JOHN NIELSEN: Well, in basic terms, nanotechnology is a field of study that is built around attempts to manufacture and manipulate and make an absolute ton of money off of things called nanoparticles, and those are not, as some would have you believe, little robots waiting to take over the world, but very, very, very small pieces of matter that it's almost hard for me to explain how small they are.
I'll try, however. The smallest nanoparticles are a billionth of a meter wide, and by comparison, the average human hair is about a hundred thousand times that size.
NORRIS: So they are beyond teeny.
NIELSEN: Yeah, itty-bitty, bitty, bitty. The reason this field is booming is because it's not a research field anymore. There are lots of products coming on to the market. The Woodrow Wilson Institute says $32 billion of products, I mean nanoparticles were sold in 2005 alone.

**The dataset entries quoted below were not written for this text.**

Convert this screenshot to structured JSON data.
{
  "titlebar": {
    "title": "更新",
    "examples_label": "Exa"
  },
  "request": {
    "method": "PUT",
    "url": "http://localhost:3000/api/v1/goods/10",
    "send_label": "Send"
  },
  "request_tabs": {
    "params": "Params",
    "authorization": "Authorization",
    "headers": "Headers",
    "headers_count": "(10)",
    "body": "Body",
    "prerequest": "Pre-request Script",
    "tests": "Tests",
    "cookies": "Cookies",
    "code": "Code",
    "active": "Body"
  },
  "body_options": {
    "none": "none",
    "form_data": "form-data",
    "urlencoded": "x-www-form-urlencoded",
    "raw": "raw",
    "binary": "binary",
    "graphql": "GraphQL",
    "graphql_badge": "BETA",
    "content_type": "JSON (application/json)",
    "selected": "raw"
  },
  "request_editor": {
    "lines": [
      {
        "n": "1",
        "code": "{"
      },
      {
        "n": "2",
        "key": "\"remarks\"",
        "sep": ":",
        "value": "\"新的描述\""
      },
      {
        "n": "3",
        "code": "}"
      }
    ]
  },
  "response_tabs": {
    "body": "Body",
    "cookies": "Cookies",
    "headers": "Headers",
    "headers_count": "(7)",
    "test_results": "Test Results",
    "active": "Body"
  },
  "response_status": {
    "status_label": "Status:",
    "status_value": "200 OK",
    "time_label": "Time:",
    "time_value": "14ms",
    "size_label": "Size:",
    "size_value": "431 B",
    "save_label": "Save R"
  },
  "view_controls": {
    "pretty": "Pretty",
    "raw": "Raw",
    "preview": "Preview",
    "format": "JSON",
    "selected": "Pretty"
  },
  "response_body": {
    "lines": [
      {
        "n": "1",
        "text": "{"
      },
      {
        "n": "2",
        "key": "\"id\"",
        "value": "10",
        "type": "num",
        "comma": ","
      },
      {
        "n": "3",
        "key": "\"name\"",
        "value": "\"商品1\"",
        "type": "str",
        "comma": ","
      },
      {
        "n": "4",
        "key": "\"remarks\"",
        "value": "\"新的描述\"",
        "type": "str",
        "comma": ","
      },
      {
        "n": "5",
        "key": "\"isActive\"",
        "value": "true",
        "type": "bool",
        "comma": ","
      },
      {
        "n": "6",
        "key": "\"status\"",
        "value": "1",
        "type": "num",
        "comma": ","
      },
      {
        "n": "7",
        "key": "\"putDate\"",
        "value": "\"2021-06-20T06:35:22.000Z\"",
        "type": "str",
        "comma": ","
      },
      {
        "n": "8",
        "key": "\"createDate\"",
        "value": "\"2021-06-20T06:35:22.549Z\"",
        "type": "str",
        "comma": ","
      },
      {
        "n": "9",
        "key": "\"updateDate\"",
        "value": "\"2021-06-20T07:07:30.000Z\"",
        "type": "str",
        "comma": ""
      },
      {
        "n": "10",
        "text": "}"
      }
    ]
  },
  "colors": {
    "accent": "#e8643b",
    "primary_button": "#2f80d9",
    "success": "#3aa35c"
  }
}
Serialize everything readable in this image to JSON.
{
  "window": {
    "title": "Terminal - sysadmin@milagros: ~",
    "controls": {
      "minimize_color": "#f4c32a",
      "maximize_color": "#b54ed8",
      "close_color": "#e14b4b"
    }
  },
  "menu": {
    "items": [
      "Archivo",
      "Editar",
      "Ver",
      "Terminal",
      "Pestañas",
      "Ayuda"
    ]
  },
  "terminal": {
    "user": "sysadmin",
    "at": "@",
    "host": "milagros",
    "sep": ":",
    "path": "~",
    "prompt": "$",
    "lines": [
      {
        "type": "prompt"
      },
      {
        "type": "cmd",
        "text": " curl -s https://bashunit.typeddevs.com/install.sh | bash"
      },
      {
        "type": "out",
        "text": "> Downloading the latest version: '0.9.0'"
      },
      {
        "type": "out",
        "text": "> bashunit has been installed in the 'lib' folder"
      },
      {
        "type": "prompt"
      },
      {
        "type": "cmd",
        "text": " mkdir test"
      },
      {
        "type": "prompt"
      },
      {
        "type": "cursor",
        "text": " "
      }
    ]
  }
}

NORRIS: So lots of products, but how are they used?
NIELSEN: Well, it's a huge range of uses, and it's supposed to be getting bigger every day. I was just looking around, trying to gather some of them, and nanoparticles are now being used to build synthetic bones, waterproof slacks, faster-burning rocket fuels and shoe liners that can suck the stench out of the most awful gym shoes. And they're also turning up in a very wide range of household cleaning products, and that's of course where the EPA comes in.
NORRIS: And so why did the EPA get involved in all this?

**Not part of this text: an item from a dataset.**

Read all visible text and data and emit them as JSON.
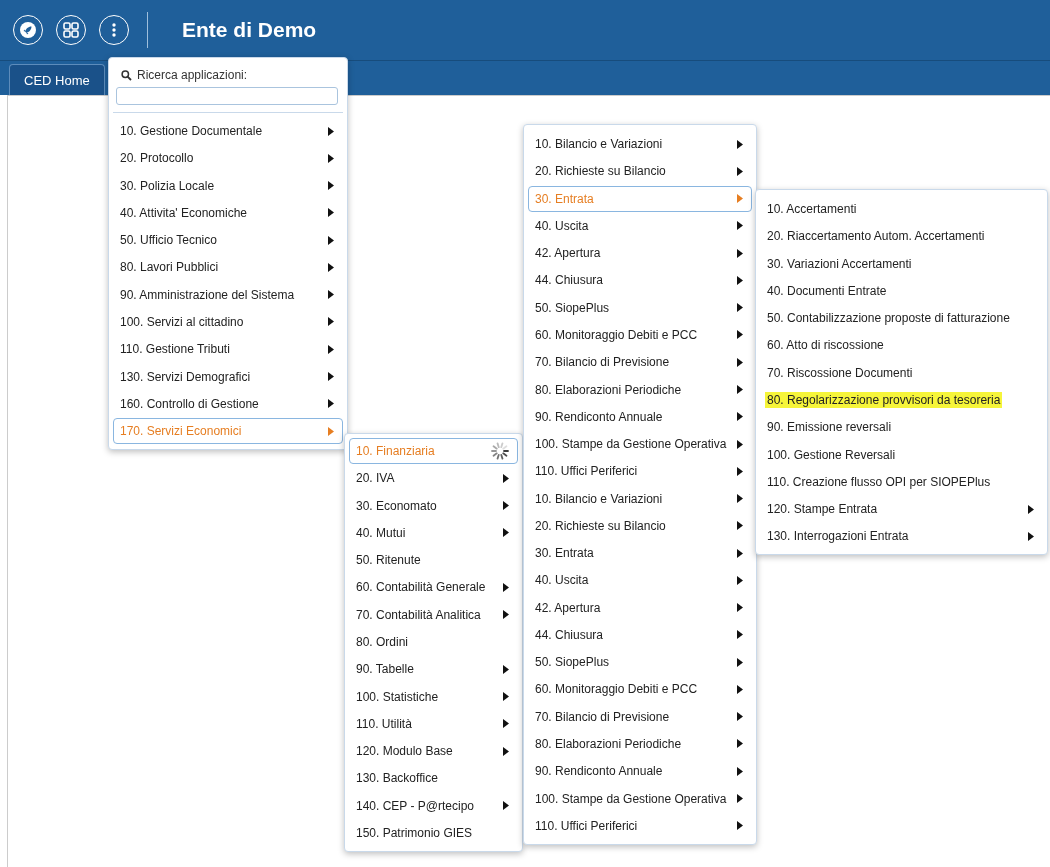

NIELSEN: Well, the EPA got involved because household cleaning products tend to go down drains and out into waterways. And most of the products we're talking about here, most of the new products, use nanoparticles of silver, and the fact is nobody knows what all those nanoparticles are going to do to the things that live in the waterways or even to the people who drink from the waterways.
And organizations like Friends of the Earth and the Natural Resources Defense Council have been complaining very bitterly about that lack of knowledge, and now the EPA has decided to do something about it. Specifically, they've decided to require manufacturers of products with nanoparticles in them to prove that they are safe before they can be put on the market.
NORRIS: So when will these new regulations take effect?
NIELSEN: Well, I don't know the answer to that, and that's because nobody knows the answer to that. The EPA doesn't know the answer to that because there's a number of steps that haven't been taken yet. First, they have to publish in the federal register. They haven't done that. After that, there could be a whole bunch of public hearings, there could be lawsuits. And if the example of the rule imposed on pesticide companies is illustrative here - the EPA, a long, long time ago asked them to do the same sort of thing with their products - it could take decades because there are a lot of pesticides on the market today that the studies still haven't been done for.
NORRIS: John, as I understand, this is the first time that the EPA has regulated a nanoproduct. Is that correct?
NORRIS: Do you think that we'll see more of these regulations in the future?
NIELSEN: Well, I'm just guessing here, but yes. I can't see how they won't. According to the National Science Foundation, this is going to be a trillion-dollar market in about 10 years, and there are going to be thousands of different nanoparticles on the market. Right now, there are about 200. And the EPA and the Food and Drug Administration are already under a lot of pressure for not paying enough attention to these issues, and so as the market grows, the pressure to pay attention is bound to grow with it.
NORRIS: John Nielsen, talking to us about the new frontier of nanotechnology. Thanks so much, John.
NIELSEN: Thank you.
NPR transcripts are created on a rush deadline by Verb8tm, Inc., an NPR contractor, and produced using a proprietary transcription process developed with NPR. This text may not be in its final form and may be updated or revised in the future. Accuracy and availability may vary. The authoritative record of NPR’s programming is the audio record.